- Demonstrate a reduction in energy consumption that is sustainable over two years, illustrating significant improvements in adoption rates.
- Demonstrate that their actions are replicable in other communities across the country.
Meet the Colorado competitors:
Aspen – 5,900 people, 220 miles west of Denver
The City of Aspen Canary Initiative’s Climate Action Plan goal aims to reduce Aspen’s greenhouse gas emissions 30 percent by 2020. To win the prize, the City, Holy Cross Energy, SourceGas, and Energy Smart Colorado at the Community Office for Resource Efficiency will offer residents rebates to complete energy efficiency upgrades, help them take control of their utility bills, make their buildings more comfortable and safe, and reduce their environmental impact.
Ryland French, Utilities Efficiency Specialist for the City of Aspen, noted, “We are asking the Aspen community to get involved and help us show Fort Collins, Brighton, and the rest of the nation that Aspen is the leader in smart energy use.” French added, “The local energy savings will make every community competing in the Georgetown University Energy Prize a true winner, but we want Aspen to finish on top, and win that $5 million prize.”
Brighton – 34,000 people, 20 miles north of Denver
Brighton’s vision is to become an environmentally sustainable community by shaping and implementing achievable, multi-faceted and measureable strategies that maximize opportunity and efficiency while minimizing cost. To celebrate the City’s advancement in the Georgetown University Energy Prize competition, there will be a Brighton Sustainable Kick-off Event from 10 a.m. – 2 p.m. Saturday, February 21 at the Brighton Armory Performing Arts Center.
“Brighton is a sustainable and livable city. We have three pillars of sustainability – economic viability, environmentally sound, and social equity. Being a semifinalist in the Georgetown University Energy Prize brings Brighton one step closer to achieving our energy reduction goals. This allows the City to continue to innovate viable resources to make Brighton a sustainable community for years to come,” said City of Brighton Mayor Dick McLean.
Fort Collins – 155,000 people, 60 miles north of Denver

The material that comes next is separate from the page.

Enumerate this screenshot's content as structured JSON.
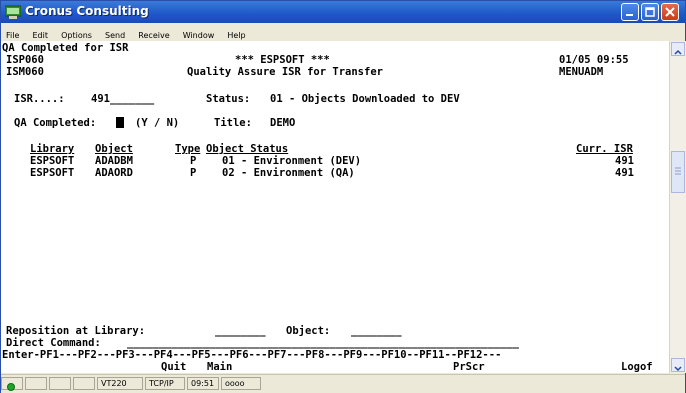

Fort Collins has been recognized nationally as one of the first communities to organize the triple bottom line – the departments of Social Sustainability, Environmental Services and Economic Health – under one service area, known as Sustainability Services. The City also benefits from having its own municipal utility, which was the first municipal utility in the United States to register with the Global Reporting Initiative. The City aims to reduce its greenhouse gas emissions by 80 percent by 2050.
“Fort Collins is already on the national map when it comes to contributing our knowledge about energy conservation and building a community that is resilient to climate change,’” said Fort Collins Mayor Karen Weitkunat. “We appreciate the efforts of Georgetown to take what we all learn from this competition and turn it into best practices that can serve our entire nation.”
About the Georgetown University Energy Prize
The Georgetown University Energy Prize is a multi-million dollar competition that is challenging small- to medium-size towns, cities, and counties to work together with their local governments, residents, utilities, and others to achieve innovative, replicable, scalable and continual reductions in the per account energy consumption of gas and electricity.
Formally launched in April of 2014, the Georgetown University Energy Prize represents years of study and development that brought leading academics together with government officials, industry professionals, and top national and global non-governmental organizations.